Supplied entries Block Start
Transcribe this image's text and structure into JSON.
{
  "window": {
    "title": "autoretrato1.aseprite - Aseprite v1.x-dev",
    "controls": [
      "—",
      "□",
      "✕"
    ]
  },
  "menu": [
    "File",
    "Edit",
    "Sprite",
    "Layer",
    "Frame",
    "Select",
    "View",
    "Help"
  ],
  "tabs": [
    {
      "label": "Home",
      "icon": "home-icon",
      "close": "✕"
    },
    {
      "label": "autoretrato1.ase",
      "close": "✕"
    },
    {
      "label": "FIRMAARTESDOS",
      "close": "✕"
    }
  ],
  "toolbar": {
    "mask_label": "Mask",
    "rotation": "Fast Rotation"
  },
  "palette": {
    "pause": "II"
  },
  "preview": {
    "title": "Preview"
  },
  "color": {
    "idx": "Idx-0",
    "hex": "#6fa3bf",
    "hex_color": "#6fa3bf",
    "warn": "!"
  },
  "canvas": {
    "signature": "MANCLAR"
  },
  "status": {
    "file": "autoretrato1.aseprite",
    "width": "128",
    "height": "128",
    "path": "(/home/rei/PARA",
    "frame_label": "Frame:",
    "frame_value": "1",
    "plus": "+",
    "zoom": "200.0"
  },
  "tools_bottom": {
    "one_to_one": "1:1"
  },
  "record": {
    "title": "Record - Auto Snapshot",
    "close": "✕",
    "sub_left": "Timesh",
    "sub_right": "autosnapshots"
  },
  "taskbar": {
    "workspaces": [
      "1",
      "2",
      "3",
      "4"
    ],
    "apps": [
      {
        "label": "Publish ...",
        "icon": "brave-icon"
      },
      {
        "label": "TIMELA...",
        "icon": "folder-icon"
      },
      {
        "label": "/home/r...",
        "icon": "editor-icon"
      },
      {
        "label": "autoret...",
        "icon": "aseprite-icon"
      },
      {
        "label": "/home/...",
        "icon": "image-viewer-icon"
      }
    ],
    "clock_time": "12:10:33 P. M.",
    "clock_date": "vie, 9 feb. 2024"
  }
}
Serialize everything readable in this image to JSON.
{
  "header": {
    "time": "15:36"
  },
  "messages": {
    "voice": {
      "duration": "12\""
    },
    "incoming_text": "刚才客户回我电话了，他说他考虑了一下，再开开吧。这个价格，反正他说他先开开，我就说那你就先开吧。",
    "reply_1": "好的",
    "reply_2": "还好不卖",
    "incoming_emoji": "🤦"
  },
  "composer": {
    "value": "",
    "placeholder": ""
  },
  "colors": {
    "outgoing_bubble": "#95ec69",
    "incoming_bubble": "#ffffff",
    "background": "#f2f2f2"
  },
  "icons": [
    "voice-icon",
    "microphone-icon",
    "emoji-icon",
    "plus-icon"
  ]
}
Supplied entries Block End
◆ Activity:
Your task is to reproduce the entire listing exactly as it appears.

◆ Completed task:
Transcribe this image's text and structure into JSON.
{
  "window": {
    "title": "autoretrato1.aseprite - Aseprite v1.x-dev",
    "controls": [
      "—",
      "□",
      "✕"
    ]
  },
  "menu": [
    "File",
    "Edit",
    "Sprite",
    "Layer",
    "Frame",
    "Select",
    "View",
    "Help"
  ],
  "tabs": [
    {
      "label": "Home",
      "icon": "home-icon",
      "close": "✕"
    },
    {
      "label": "autoretrato1.ase",
      "close": "✕"
    },
    {
      "label": "FIRMAARTESDOS",
      "close": "✕"
    }
  ],
  "toolbar": {
    "mask_label": "Mask",
    "rotation": "Fast Rotation"
  },
  "palette": {
    "pause": "II"
  },
  "preview": {
    "title": "Preview"
  },
  "color": {
    "idx": "Idx-0",
    "hex": "#6fa3bf",
    "hex_color": "#6fa3bf",
    "warn": "!"
  },
  "canvas": {
    "signature": "MANCLAR"
  },
  "status": {
    "file": "autoretrato1.aseprite",
    "width": "128",
    "height": "128",
    "path": "(/home/rei/PARA",
    "frame_label": "Frame:",
    "frame_value": "1",
    "plus": "+",
    "zoom": "200.0"
  },
  "tools_bottom": {
    "one_to_one": "1:1"
  },
  "record": {
    "title": "Record - Auto Snapshot",
    "close": "✕",
    "sub_left": "Timesh",
    "sub_right": "autosnapshots"
  },
  "taskbar": {
    "workspaces": [
      "1",
      "2",
      "3",
      "4"
    ],
    "apps": [
      {
        "label": "Publish ...",
        "icon": "brave-icon"
      },
      {
        "label": "TIMELA...",
        "icon": "folder-icon"
      },
      {
        "label": "/home/r...",
        "icon": "editor-icon"
      },
      {
        "label": "autoret...",
        "icon": "aseprite-icon"
      },
      {
        "label": "/home/...",
        "icon": "image-viewer-icon"
      }
    ],
    "clock_time": "12:10:33 P. M.",
    "clock_date": "vie, 9 feb. 2024"
  }
}
Serialize everything readable in this image to JSON.
{
  "header": {
    "time": "15:36"
  },
  "messages": {
    "voice": {
      "duration": "12\""
    },
    "incoming_text": "刚才客户回我电话了，他说他考虑了一下，再开开吧。这个价格，反正他说他先开开，我就说那你就先开吧。",
    "reply_1": "好的",
    "reply_2": "还好不卖",
    "incoming_emoji": "🤦"
  },
  "composer": {
    "value": "",
    "placeholder": ""
  },
  "colors": {
    "outgoing_bubble": "#95ec69",
    "incoming_bubble": "#ffffff",
    "background": "#f2f2f2"
  },
  "icons": [
    "voice-icon",
    "microphone-icon",
    "emoji-icon",
    "plus-icon"
  ]
}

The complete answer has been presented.